Mary Josephs, founder and CEO, Verit Advisors, is one of 36 dealmakers named in Mergers & Acquisitions’ 2019 Most Influential Women in Mid-Market M&A. Click here for the full list. This year, we asked the dealmakers to tell their stories in their own voices through Q&As.

How did you get into dealmaking?

I fell in love with transaction work early in my career. For me, a personal and professional passion has always been the distinct interplay and creative balance of strategies to achieve each business owner’s unique financial and psychological objectives.

How has a mentor helped your career?

Hill Hammock, CEO of Chicago’s Cook County Hospital and a former executive at ABN/AMRO, because he advances talented women and provides opportunity and mentoring for us to develop and grow continuously as leaders and professionals.

What is your current role?

My days are always exhilarating as Verit Advisors’ founder and CEO, primarily because I oversee talent identification and development, client identification and development, exceptional execution, strategy, operations, culture and fun. I am proudest when seeing our client-centric values and teamwork culture steadily influence a quality, high-integrity approach to middle market banking.

Describe your influence on the middle market?

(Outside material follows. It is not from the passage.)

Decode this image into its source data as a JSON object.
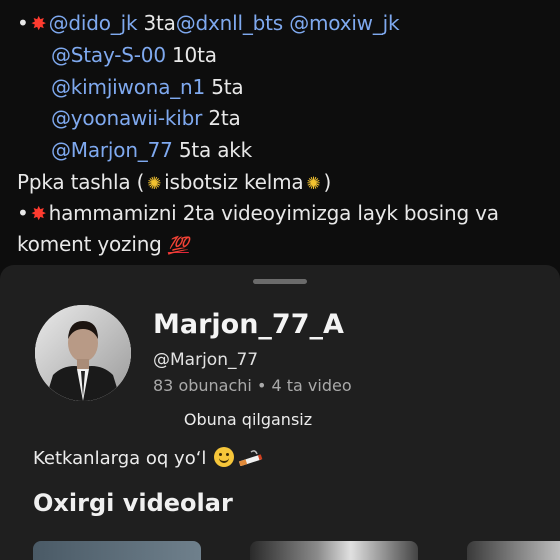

We enjoy being at the forefront of industry thought leadership. One current trend is professional service companies that are abandoning legacy partnership structures in favor of an employee ownership model. We view this migration, both mathematically and qualitatively, as a win-win for both the transitioning and new partners, as well as the company’s growth and culture. We believe more fast-growing, high-quality companies, such as Aarete and MorganFranklin Consulting, both transactions we led, will embrace this model.

Describe a challenge you overcame?

I’m passionate about privately held businesses, especially multi-generational family businesses, viewing them as the fabric of America. My major challenge in launching Verit Advisors in 2009 was determining how to develop a client-centric, team-driven, relationship-oriented culture in middle market investment banking to support the work and dreams of these business owners. Fortunately, I reached out to mentors and, with like-minded professionals, founded Verit to focus on a thoughtful approach to helping business owners reach their objectives.

How do you support women?

I’m fortunate to be part of The Chicago Network, a group of executive women committed to identifying and providing mentorship for future leaders. Our annual Women At The Forefront luncheon and Launchpad Series exemplify that mission. I am also active in the women’s group for ACG, which has created outreach and programming for women professionals; serve on several private company boards, often as the first woman member; and offer insights to women and businesses privately.

What is your advice for women?

Many people didn’t think I could succeed as both the mother of five and the CEO of a fast-growing investment bank. My advice: Don’t let others define what you can and can’t do. Your professional and personal passions are not mutually exclusive, unless you make them so. Be yourself. Seek both sponsors and mentors. Network to find someone outside your organization to brainstorm conversations you may need to have inside your organization.

When you’re not making deals, what is your favorite thing to do?

Deals run fast and often intensely. As a counter balance, I love spending relaxed time with my friends, husband, five kids and 41 nieces and nephews. I am an avid runner and skier and enjoy spending family time in the mountains. I’m working on regaining my French fluency as my eldest recently married his longtime French girlfriend in France.

What other career path might you have chosen?

It’s interesting how I’ve learned more about myself through each career experience, from my first job at Continental Illinois National Bank, through my Education at University of Chicago’s Booth Business School, and including launching my own investment bank in 2009. My current career complements me so well. I feel truly blessed to have navigated towards a profession that continuously provides invitations for personal and professional growth. Further, my ability to make a difference is deeply rewarding. My advice to women is to always be learning and questioning. With authenticity to yourself you will navigate to a richly rewarding place for yourself.